That way you’re covered if Substack ever changes or goes out of business or you get tired of it. Your Home Sweet Home is still there because it’s truly and only yours.

On a related note, when I browse from someone’s blog over to their Substack it feels like going from a sweet little neighborhood into a staid corporate park. A little piece of joy dies in me when that happens because it’s another reminder of the corporatization of the web.

Blogs just have a different, personal vibe to ’em and it’s a reminder of why they’re so cool.

Substack: Visiting someone’s office. Blogs: Hanging out on a friend’s porch.

Keeping it simple

When I first built Blogroll.org I went big with a fancy home page, several explainer pages, boxes of links, a message board in lieu of comments and so forth.

Fun and exciting times!

But then…

I noticed over the past few months I was slowly backing off posting new links, posts, etc.
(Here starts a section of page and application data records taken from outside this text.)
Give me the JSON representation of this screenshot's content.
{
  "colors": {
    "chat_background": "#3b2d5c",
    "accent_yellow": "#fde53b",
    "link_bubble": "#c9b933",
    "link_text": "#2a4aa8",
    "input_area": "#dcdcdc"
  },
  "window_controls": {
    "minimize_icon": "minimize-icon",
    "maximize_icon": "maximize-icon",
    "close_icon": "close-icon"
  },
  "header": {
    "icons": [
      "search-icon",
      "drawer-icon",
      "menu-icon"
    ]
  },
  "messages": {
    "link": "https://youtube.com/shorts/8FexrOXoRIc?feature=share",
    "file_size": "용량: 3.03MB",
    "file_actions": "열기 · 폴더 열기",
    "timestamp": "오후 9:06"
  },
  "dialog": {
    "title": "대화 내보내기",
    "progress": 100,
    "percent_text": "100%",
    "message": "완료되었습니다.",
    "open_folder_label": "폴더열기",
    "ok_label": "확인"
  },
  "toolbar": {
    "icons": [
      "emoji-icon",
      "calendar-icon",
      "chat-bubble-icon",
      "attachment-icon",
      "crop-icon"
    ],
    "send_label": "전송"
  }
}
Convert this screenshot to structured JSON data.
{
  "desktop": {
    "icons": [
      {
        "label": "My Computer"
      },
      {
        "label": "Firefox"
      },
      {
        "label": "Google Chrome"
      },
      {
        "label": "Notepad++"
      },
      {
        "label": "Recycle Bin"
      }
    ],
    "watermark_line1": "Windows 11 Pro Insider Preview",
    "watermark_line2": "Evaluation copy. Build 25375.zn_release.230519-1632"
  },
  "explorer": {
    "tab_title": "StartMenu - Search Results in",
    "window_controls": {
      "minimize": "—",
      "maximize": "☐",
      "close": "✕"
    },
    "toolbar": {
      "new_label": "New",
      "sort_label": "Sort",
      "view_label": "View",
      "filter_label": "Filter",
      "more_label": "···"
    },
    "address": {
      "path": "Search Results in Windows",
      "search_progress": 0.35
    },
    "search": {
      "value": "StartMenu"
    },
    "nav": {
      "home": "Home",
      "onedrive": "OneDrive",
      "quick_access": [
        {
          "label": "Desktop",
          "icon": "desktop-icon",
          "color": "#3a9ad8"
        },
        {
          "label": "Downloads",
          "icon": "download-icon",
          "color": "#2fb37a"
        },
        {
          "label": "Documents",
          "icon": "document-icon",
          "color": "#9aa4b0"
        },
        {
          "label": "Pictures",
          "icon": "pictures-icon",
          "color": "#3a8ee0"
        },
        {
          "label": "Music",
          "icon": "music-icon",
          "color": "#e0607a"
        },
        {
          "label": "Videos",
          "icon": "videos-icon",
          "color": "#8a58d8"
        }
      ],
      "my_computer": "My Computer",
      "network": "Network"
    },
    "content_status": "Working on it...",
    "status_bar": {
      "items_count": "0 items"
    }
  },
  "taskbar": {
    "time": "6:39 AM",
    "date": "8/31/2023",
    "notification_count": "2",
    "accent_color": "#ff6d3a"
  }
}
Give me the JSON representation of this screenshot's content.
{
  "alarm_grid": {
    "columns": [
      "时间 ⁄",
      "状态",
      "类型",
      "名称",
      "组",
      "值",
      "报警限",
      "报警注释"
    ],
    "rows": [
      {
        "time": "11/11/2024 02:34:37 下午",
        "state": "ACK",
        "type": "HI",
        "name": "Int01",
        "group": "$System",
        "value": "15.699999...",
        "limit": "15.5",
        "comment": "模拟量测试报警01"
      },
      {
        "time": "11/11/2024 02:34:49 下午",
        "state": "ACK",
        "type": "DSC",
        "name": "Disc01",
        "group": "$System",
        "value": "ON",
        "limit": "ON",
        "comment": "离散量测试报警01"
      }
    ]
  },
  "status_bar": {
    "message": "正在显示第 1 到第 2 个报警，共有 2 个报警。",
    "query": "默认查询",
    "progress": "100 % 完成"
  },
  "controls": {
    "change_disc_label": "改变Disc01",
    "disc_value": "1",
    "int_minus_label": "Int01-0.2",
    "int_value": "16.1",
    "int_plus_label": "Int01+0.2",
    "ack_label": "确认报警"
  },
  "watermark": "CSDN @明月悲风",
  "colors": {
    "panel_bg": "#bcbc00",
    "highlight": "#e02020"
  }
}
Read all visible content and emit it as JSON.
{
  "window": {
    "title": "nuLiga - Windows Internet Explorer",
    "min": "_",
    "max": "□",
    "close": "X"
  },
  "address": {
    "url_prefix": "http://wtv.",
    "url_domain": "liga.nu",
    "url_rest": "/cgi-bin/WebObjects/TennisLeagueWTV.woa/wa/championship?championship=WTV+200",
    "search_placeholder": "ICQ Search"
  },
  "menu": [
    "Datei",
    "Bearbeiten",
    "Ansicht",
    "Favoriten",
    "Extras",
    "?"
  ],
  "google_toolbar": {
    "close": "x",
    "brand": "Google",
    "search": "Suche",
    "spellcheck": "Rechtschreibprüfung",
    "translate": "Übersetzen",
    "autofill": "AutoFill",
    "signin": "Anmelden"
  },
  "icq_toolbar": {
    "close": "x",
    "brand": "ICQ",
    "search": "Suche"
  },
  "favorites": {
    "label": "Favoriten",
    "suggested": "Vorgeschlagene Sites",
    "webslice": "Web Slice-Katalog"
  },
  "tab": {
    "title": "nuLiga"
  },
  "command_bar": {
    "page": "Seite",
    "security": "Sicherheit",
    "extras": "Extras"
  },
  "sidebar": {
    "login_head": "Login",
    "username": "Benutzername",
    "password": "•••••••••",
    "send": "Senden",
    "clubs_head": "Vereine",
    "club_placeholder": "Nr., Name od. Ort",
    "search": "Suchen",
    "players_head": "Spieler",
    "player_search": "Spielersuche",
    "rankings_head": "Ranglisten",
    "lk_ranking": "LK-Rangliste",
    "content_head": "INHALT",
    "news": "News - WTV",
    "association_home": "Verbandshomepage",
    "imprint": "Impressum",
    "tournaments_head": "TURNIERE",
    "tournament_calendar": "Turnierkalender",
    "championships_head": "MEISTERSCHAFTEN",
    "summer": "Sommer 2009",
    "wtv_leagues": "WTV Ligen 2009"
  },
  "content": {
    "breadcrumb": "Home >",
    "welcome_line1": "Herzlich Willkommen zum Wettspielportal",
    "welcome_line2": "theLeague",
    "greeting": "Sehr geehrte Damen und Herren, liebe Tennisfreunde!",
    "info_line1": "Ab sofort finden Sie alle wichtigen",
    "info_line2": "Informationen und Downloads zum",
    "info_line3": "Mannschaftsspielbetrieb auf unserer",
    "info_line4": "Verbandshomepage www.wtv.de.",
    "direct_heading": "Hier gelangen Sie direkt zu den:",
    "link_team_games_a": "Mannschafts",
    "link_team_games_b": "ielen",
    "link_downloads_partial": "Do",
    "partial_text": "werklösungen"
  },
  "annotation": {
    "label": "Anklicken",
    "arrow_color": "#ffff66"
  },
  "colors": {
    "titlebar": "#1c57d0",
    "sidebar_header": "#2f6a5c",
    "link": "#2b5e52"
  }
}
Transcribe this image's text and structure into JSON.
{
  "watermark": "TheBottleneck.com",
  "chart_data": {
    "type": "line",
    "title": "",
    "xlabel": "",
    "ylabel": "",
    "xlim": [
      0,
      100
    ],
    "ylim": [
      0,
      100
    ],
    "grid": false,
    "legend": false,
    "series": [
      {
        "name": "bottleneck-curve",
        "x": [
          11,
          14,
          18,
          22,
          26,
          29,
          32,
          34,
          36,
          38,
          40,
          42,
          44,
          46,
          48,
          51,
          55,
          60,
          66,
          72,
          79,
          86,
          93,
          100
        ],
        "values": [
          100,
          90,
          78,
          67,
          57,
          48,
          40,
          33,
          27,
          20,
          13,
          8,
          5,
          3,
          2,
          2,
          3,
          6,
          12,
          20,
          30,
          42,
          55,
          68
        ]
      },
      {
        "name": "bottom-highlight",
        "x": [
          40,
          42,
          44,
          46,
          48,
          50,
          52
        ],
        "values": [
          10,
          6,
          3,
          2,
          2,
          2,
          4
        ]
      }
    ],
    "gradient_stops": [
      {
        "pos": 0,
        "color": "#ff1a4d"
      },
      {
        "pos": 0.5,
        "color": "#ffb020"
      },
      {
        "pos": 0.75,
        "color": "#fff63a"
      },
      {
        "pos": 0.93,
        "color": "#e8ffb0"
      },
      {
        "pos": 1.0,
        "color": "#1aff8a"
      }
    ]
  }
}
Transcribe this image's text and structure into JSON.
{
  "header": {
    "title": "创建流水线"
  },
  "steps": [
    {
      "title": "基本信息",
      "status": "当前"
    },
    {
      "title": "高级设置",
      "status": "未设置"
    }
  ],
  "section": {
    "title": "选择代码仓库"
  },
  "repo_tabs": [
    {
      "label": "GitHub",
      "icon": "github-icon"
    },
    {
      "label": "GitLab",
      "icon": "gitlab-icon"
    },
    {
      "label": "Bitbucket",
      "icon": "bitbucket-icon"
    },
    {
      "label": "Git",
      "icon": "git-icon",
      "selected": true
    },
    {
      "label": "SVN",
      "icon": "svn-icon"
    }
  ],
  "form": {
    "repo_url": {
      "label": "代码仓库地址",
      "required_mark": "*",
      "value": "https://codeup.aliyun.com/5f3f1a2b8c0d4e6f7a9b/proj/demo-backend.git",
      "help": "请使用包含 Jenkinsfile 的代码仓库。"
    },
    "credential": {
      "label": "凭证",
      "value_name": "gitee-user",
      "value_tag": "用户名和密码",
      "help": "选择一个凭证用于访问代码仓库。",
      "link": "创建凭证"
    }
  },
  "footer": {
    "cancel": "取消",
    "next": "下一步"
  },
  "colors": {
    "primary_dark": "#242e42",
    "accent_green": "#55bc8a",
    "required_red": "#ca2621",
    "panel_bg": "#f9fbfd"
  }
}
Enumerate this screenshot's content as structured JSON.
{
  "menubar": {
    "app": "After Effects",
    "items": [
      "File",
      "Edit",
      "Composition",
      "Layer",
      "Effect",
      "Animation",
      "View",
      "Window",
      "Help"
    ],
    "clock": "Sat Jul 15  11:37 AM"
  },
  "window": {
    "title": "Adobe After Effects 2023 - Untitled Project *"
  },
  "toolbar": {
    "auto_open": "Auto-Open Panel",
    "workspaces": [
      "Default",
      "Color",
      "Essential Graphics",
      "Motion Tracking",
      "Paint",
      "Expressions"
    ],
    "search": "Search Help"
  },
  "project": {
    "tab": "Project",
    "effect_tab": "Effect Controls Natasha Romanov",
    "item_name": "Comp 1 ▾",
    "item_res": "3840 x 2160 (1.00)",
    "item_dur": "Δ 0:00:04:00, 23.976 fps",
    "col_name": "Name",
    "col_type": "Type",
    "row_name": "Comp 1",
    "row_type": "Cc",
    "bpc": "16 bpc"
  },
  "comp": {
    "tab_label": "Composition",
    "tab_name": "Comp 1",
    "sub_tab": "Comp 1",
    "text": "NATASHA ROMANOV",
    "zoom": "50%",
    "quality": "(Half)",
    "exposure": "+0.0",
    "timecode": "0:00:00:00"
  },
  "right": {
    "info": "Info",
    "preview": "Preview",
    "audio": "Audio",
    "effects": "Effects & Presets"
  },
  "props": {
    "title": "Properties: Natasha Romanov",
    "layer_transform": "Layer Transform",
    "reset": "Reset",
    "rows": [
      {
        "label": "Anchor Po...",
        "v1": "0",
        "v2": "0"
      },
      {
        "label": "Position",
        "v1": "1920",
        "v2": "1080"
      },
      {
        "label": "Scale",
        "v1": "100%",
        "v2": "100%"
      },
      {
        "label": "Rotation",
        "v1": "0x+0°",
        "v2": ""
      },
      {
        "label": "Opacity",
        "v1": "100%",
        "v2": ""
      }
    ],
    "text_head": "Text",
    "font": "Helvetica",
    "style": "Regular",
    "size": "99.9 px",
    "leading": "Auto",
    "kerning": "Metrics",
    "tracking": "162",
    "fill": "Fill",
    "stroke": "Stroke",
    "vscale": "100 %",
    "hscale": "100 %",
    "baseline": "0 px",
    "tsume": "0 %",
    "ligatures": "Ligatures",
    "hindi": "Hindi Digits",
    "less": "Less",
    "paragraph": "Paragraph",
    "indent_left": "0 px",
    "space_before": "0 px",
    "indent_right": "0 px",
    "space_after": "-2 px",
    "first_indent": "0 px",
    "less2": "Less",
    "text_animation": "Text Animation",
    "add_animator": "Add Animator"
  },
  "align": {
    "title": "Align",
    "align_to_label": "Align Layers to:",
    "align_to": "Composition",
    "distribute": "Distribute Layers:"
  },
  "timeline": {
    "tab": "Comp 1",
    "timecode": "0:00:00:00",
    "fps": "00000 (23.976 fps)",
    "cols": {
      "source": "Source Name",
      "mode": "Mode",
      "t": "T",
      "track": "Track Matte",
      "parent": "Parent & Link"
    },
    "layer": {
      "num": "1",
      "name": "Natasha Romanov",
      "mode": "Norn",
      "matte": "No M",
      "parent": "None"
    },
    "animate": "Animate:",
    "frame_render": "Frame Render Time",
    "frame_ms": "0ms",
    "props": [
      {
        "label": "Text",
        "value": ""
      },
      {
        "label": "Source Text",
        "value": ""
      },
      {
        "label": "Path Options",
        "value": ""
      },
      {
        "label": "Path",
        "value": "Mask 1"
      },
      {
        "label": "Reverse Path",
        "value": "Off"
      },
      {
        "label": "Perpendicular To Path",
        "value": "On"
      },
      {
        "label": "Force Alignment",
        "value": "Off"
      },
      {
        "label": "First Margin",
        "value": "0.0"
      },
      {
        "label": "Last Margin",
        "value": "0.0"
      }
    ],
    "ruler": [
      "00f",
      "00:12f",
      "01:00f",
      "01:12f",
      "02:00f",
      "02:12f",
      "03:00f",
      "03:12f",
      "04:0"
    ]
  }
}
After taking some time off to meditate on why, I realized Blogroll.org became a psychic burden weighting on my shoulders with so many things to update. Ugh.

It was no longer fun.

So recently I simplified things by dumping extraneous pages, shutting off the message board and wiped out the front page by swapping it with the actual blogroll (where it should have been all along).

Blogroll.org went back to the roots of a blogroll without the extra junk.

Ahhhh… I can breathe easier and I don’t feel pressure anymore to keep so many things updated.

It’s easy and fun again.

This can very much apply to your own blogs and such. If you’re struggling to write, try to simplify the mission and bend your blog to where you are in the moment.

(Ways to trim things down: Knock down the number of pages needing to be updated. Change up your posting cadence. Turn it into a micro blog or newsletter. Post your photos instead. Make it an informal journal, etc. Whatever makes it easy for you to share something.)

Most of all, drop whatever preconceived notions you may have of the “right way” to blog. There is only one way — yours.

Enjoy. That’s the key!

A couple things

Quick notes on things at the Blogroll.org HQ:

– I got hungry and added Food/Drink as a new category for personal blogs focusing on those topics. If you have any favorites, feel free to let me know by commenting (or replying to the newsletter).

– In the Blogroll Scroll weekly newsletter I’ve added a little space to share extra thoughts on certain blogs/links I’m sharing. You’ll see those in italics.

– Those newsletters will go out on Sundays rather than Saturdays (when there is stuff to share).

Enjoy, fellow net-wanderers.

Ray

“A Gentle Intro to RSS”

I talk about RSS feeds quite a bit — they’ve been around for decades and are one of the easiest (and best) ways to keep up with your favorite blogs. 

However, in the zeal of my love for it, I sometimes forget that not everyone knows what RSS feeds are, much less how to use them in the first place. 

Derek Kedziora (an Ukrainian blogger, no less!) beat me to the punch with his “gentle” missive on RSS and its purpose:

RSS stands for really simple syndication, and that’s precisely what it does. RSS turns content into a feed. An RSS reader then checks feeds to see if there is new content.

Let’s say I subscribe to 100 RSS feeds: a mix of blogs, newspapers, YouTube channels and forums. Each day I open up my RSS reader to see all of the new content from each of these feeds in one place. It’s a morning newspaper for the internet.

He brings up a great point how RSS feeds are a very patient (and quiet) form of keeping up:

There’s no FOMO. If I take a week off from my RSS reader, I don’t get any notifications begging me to come back. All of the content is sitting there waiting.

The solitude of an RSS reader is a fresh relief from the unrelenting firehoses of social media.

And you are free from the yoke of algorithms because *you* get to decide what to read.

For more, including Derek’s recommended RSS readers and such, mosey on over to: A gentle intro to RSS